Data about app and page elements:
==========

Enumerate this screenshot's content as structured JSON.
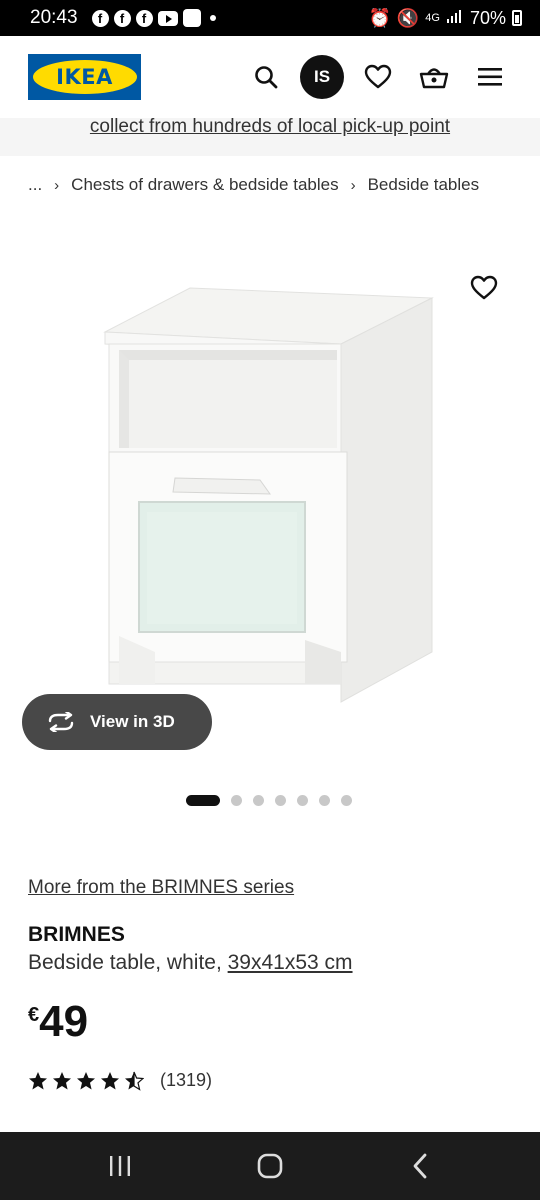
{
  "status_bar": {
    "time": "20:43",
    "network": "4G",
    "battery": "70%"
  },
  "header": {
    "logo_text": "IKEA",
    "avatar_initials": "IS"
  },
  "promo": {
    "text": "collect from hundreds of local pick-up point"
  },
  "breadcrumb": {
    "items": [
      "...",
      "Chests of drawers & bedside tables",
      "Bedside tables"
    ]
  },
  "gallery": {
    "view3d_label": "View in 3D",
    "dot_count": 7,
    "active_index": 0
  },
  "product": {
    "series_link": "More from the BRIMNES series",
    "name": "BRIMNES",
    "description": "Bedside table, white, ",
    "dimensions": "39x41x53 cm",
    "currency": "€",
    "price": "49",
    "rating": 4.5,
    "review_count": "(1319)"
  },
  "colors": {
    "ikea_blue": "#0058a3",
    "ikea_yellow": "#ffdb00",
    "button_dark": "#484848"
  }
}
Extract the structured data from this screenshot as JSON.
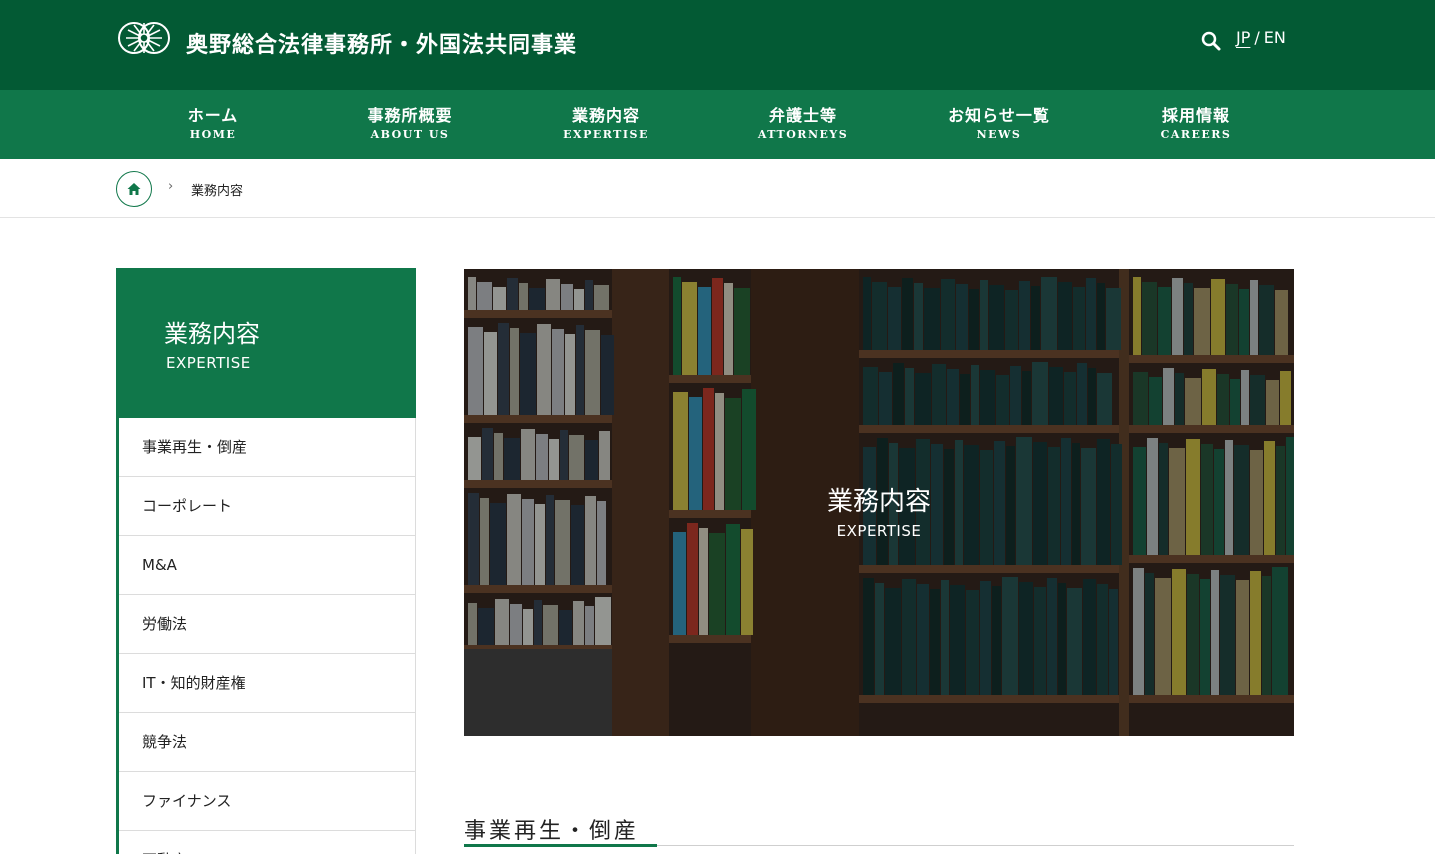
{
  "header": {
    "site_title": "奥野総合法律事務所・外国法共同事業",
    "lang_jp": "JP",
    "lang_sep": "/",
    "lang_en": "EN",
    "brand_color": "#035a34",
    "logo_icon": "chrysanthemum-logo-icon",
    "search_icon": "search-icon"
  },
  "nav": {
    "color": "#10774a",
    "items": [
      {
        "jp": "ホーム",
        "en": "HOME"
      },
      {
        "jp": "事務所概要",
        "en": "ABOUT US"
      },
      {
        "jp": "業務内容",
        "en": "EXPERTISE"
      },
      {
        "jp": "弁護士等",
        "en": "ATTORNEYS"
      },
      {
        "jp": "お知らせ一覧",
        "en": "NEWS"
      },
      {
        "jp": "採用情報",
        "en": "CAREERS"
      }
    ]
  },
  "breadcrumb": {
    "home_icon": "home-icon",
    "separator": "›",
    "current": "業務内容"
  },
  "sidebar": {
    "title_jp": "業務内容",
    "title_en": "EXPERTISE",
    "items": [
      "事業再生・倒産",
      "コーポレート",
      "M&A",
      "労働法",
      "IT・知的財産権",
      "競争法",
      "ファイナンス",
      "不動産"
    ]
  },
  "hero": {
    "title_jp": "業務内容",
    "title_en": "EXPERTISE"
  },
  "section": {
    "title": "事業再生・倒産"
  }
}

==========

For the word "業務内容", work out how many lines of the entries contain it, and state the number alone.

4